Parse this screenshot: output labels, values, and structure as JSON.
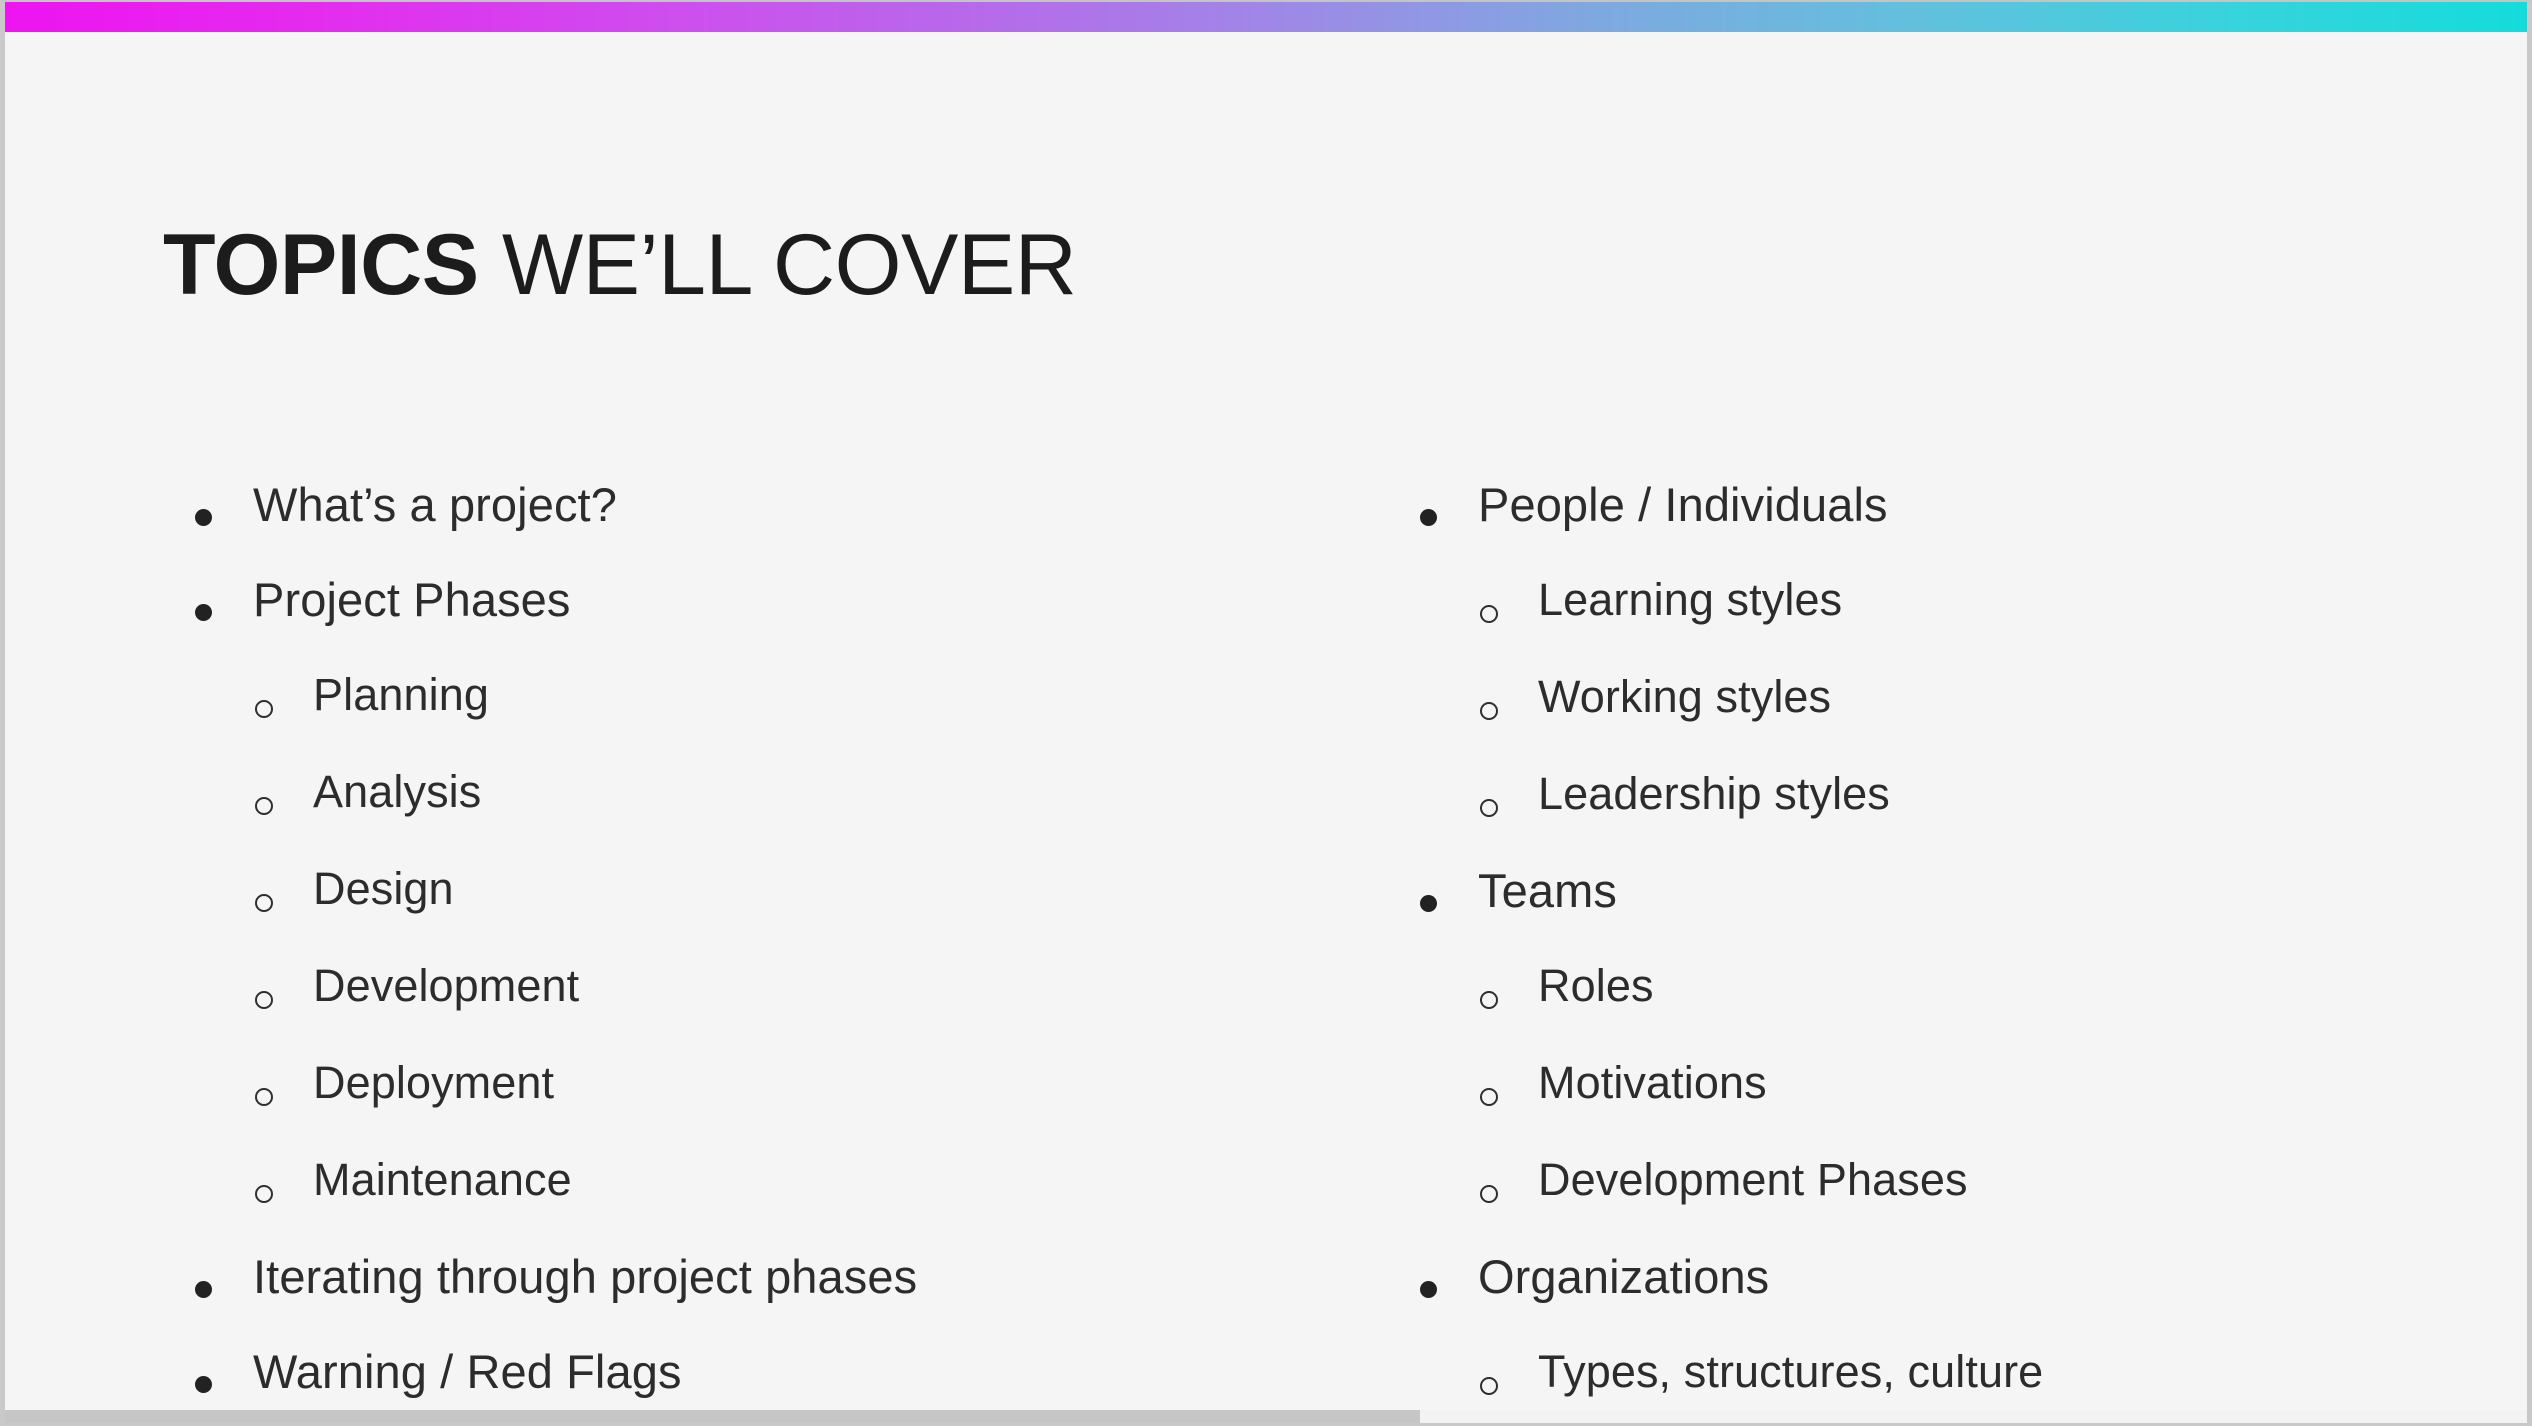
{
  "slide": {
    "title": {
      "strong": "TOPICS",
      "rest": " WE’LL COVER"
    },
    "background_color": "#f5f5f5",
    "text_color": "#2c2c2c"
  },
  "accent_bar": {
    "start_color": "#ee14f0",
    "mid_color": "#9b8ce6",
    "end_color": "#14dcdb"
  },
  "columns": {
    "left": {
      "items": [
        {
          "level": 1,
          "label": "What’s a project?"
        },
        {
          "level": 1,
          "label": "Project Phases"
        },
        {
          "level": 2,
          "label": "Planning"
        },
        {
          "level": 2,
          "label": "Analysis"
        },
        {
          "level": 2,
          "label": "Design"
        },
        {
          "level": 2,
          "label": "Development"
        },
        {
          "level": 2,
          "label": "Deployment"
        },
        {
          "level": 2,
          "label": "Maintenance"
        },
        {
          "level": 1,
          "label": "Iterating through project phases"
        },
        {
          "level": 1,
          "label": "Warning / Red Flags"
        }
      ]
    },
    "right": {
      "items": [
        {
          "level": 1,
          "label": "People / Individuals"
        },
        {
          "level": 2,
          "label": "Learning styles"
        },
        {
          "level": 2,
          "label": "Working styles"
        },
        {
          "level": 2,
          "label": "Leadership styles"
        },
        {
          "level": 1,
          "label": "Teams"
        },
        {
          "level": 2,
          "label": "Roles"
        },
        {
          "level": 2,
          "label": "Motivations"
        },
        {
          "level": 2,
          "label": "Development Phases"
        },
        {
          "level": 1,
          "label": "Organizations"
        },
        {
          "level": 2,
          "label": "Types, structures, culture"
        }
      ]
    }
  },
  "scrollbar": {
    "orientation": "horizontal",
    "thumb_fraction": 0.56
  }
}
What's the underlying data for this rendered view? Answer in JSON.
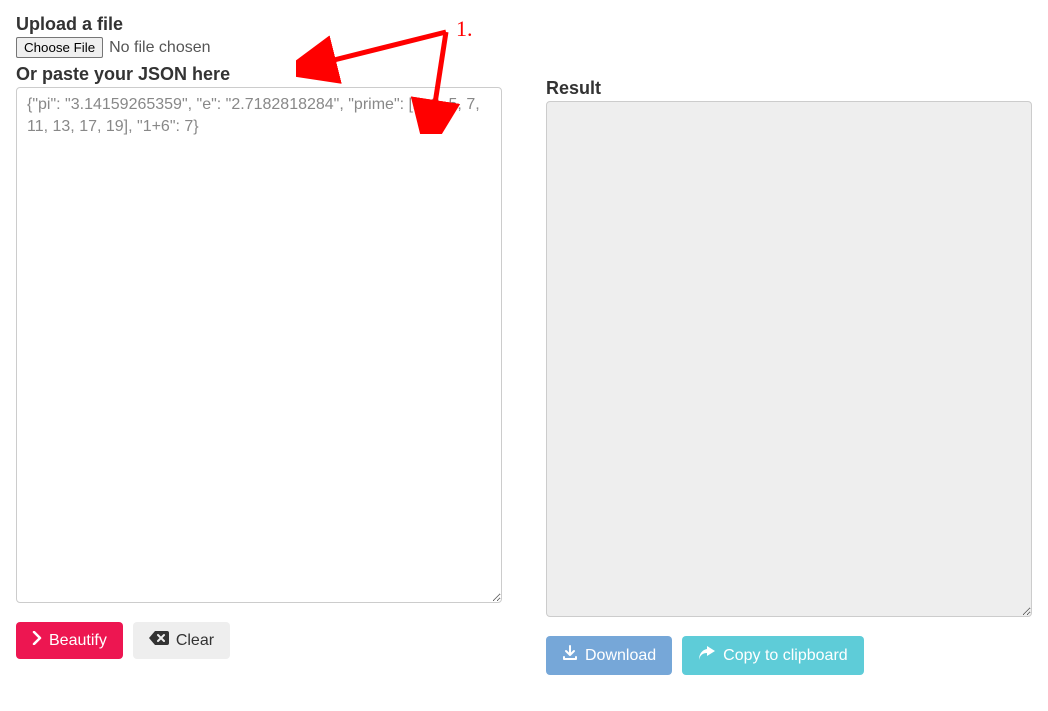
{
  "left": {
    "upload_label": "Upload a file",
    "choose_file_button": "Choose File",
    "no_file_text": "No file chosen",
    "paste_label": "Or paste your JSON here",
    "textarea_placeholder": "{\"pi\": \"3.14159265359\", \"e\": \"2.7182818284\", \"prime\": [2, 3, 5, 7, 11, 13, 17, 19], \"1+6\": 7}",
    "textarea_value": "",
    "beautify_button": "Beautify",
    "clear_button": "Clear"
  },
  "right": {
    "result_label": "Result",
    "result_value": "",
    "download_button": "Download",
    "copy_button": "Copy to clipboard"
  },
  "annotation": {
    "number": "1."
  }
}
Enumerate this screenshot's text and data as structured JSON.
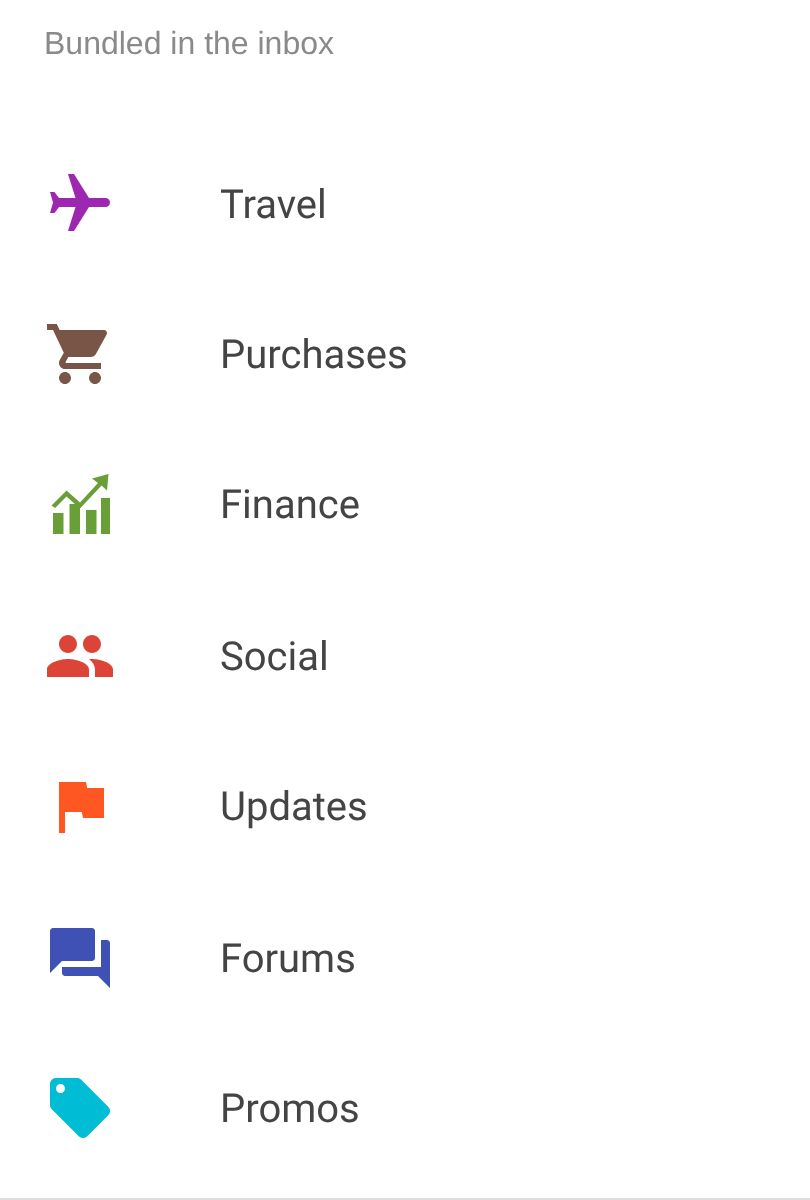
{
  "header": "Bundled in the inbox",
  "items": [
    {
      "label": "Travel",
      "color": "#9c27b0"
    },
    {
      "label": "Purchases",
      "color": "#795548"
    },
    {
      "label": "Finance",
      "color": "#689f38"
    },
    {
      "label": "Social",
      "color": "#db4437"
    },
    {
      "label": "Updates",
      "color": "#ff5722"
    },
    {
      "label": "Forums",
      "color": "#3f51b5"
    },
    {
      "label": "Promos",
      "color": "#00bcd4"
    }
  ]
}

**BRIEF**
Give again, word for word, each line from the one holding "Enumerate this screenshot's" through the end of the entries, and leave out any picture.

**ANSWER BOX**
Enumerate this screenshot's text and data as structured JSON.
{
  "header": "Bundled in the inbox",
  "items": [
    {
      "label": "Travel",
      "color": "#9c27b0"
    },
    {
      "label": "Purchases",
      "color": "#795548"
    },
    {
      "label": "Finance",
      "color": "#689f38"
    },
    {
      "label": "Social",
      "color": "#db4437"
    },
    {
      "label": "Updates",
      "color": "#ff5722"
    },
    {
      "label": "Forums",
      "color": "#3f51b5"
    },
    {
      "label": "Promos",
      "color": "#00bcd4"
    }
  ]
}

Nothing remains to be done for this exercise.